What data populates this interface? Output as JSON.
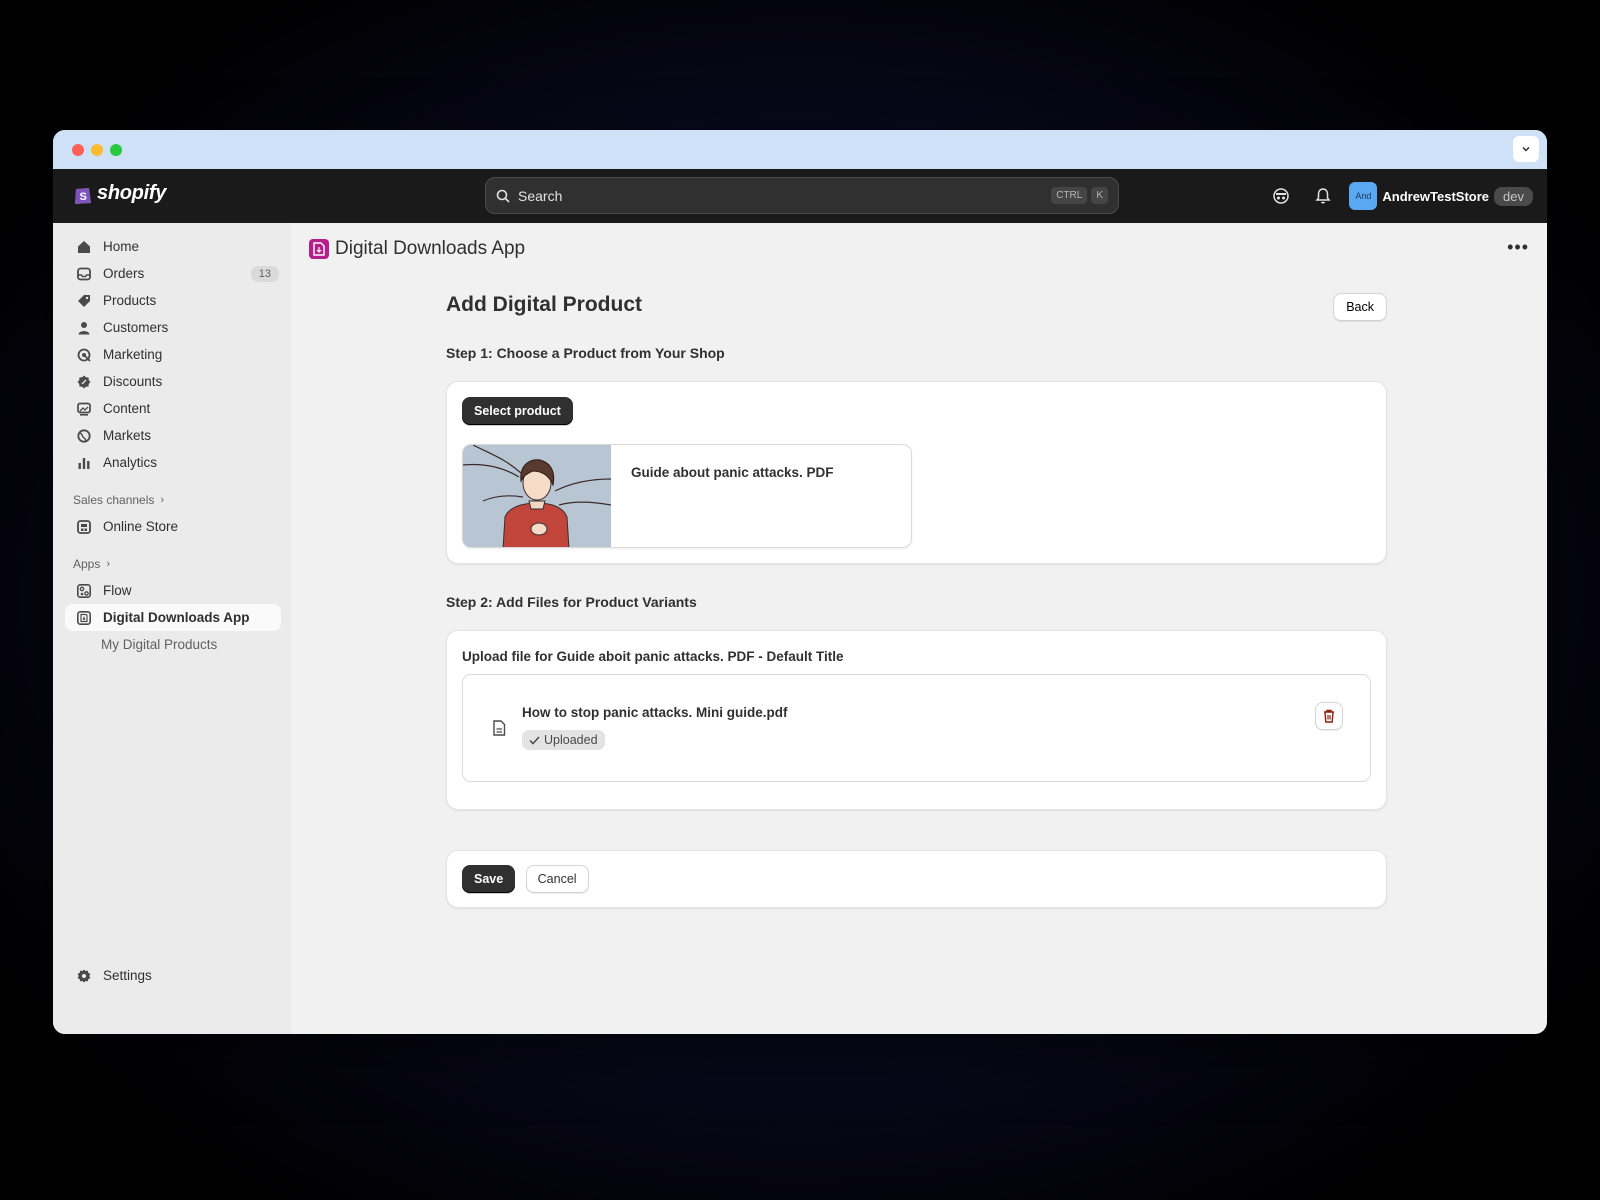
{
  "brand": {
    "name": "shopify"
  },
  "search": {
    "placeholder": "Search",
    "shortcut_1": "CTRL",
    "shortcut_2": "K"
  },
  "account": {
    "avatar_initials": "And",
    "store_name": "AndrewTestStore",
    "env_badge": "dev"
  },
  "sidebar": {
    "items": [
      {
        "label": "Home",
        "icon": "home-icon"
      },
      {
        "label": "Orders",
        "icon": "inbox-icon",
        "badge": "13"
      },
      {
        "label": "Products",
        "icon": "tag-icon"
      },
      {
        "label": "Customers",
        "icon": "person-icon"
      },
      {
        "label": "Marketing",
        "icon": "target-icon"
      },
      {
        "label": "Discounts",
        "icon": "discount-icon"
      },
      {
        "label": "Content",
        "icon": "image-icon"
      },
      {
        "label": "Markets",
        "icon": "globe-icon"
      },
      {
        "label": "Analytics",
        "icon": "bar-chart-icon"
      }
    ],
    "sales_channels_label": "Sales channels",
    "online_store_label": "Online Store",
    "apps_label": "Apps",
    "flow_label": "Flow",
    "digital_downloads_label": "Digital Downloads App",
    "my_digital_products_label": "My Digital Products",
    "settings_label": "Settings"
  },
  "app_header": {
    "title": "Digital Downloads App",
    "more": "•••"
  },
  "page": {
    "title": "Add Digital Product",
    "back_label": "Back",
    "step1_title": "Step 1: Choose a Product from Your Shop",
    "select_product_label": "Select product",
    "product_name": "Guide about panic attacks. PDF",
    "step2_title": "Step 2: Add Files for Product Variants",
    "upload_label": "Upload file for Guide aboit panic attacks. PDF - Default Title",
    "file_name": "How to stop panic attacks. Mini guide.pdf",
    "file_status": "Uploaded",
    "save_label": "Save",
    "cancel_label": "Cancel"
  },
  "colors": {
    "topbar": "#1a1a1a",
    "sidebar": "#ebebeb",
    "primary_button": "#303030",
    "app_icon": "#b51f8c",
    "titlebar": "#cfe1f7"
  }
}
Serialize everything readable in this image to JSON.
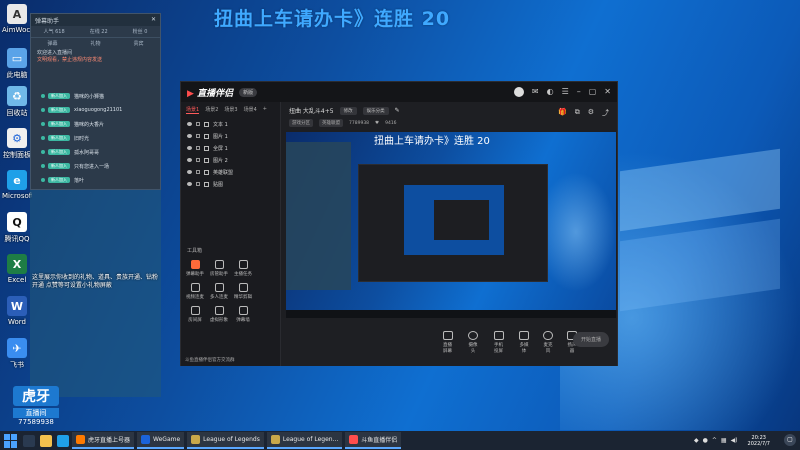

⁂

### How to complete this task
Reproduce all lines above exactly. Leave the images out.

### Written reply
What data populates this interface? Output as JSON.
{
  "brand": {
    "name": "shopify"
  },
  "search": {
    "placeholder": "Search",
    "shortcut_1": "CTRL",
    "shortcut_2": "K"
  },
  "account": {
    "avatar_initials": "And",
    "store_name": "AndrewTestStore",
    "env_badge": "dev"
  },
  "sidebar": {
    "items": [
      {
        "label": "Home",
        "icon": "home-icon"
      },
      {
        "label": "Orders",
        "icon": "inbox-icon",
        "badge": "13"
      },
      {
        "label": "Products",
        "icon": "tag-icon"
      },
      {
        "label": "Customers",
        "icon": "person-icon"
      },
      {
        "label": "Marketing",
        "icon": "target-icon"
      },
      {
        "label": "Discounts",
        "icon": "discount-icon"
      },
      {
        "label": "Content",
        "icon": "image-icon"
      },
      {
        "label": "Markets",
        "icon": "globe-icon"
      },
      {
        "label": "Analytics",
        "icon": "bar-chart-icon"
      }
    ],
    "sales_channels_label": "Sales channels",
    "online_store_label": "Online Store",
    "apps_label": "Apps",
    "flow_label": "Flow",
    "digital_downloads_label": "Digital Downloads App",
    "my_digital_products_label": "My Digital Products",
    "settings_label": "Settings"
  },
  "app_header": {
    "title": "Digital Downloads App",
    "more": "•••"
  },
  "page": {
    "title": "Add Digital Product",
    "back_label": "Back",
    "step1_title": "Step 1: Choose a Product from Your Shop",
    "select_product_label": "Select product",
    "product_name": "Guide about panic attacks. PDF",
    "step2_title": "Step 2: Add Files for Product Variants",
    "upload_label": "Upload file for Guide aboit panic attacks. PDF - Default Title",
    "file_name": "How to stop panic attacks. Mini guide.pdf",
    "file_status": "Uploaded",
    "save_label": "Save",
    "cancel_label": "Cancel"
  },
  "colors": {
    "topbar": "#1a1a1a",
    "sidebar": "#ebebeb",
    "primary_button": "#303030",
    "app_icon": "#b51f8c",
    "titlebar": "#cfe1f7"
  }
}
Serialize everything readable in this image to JSON.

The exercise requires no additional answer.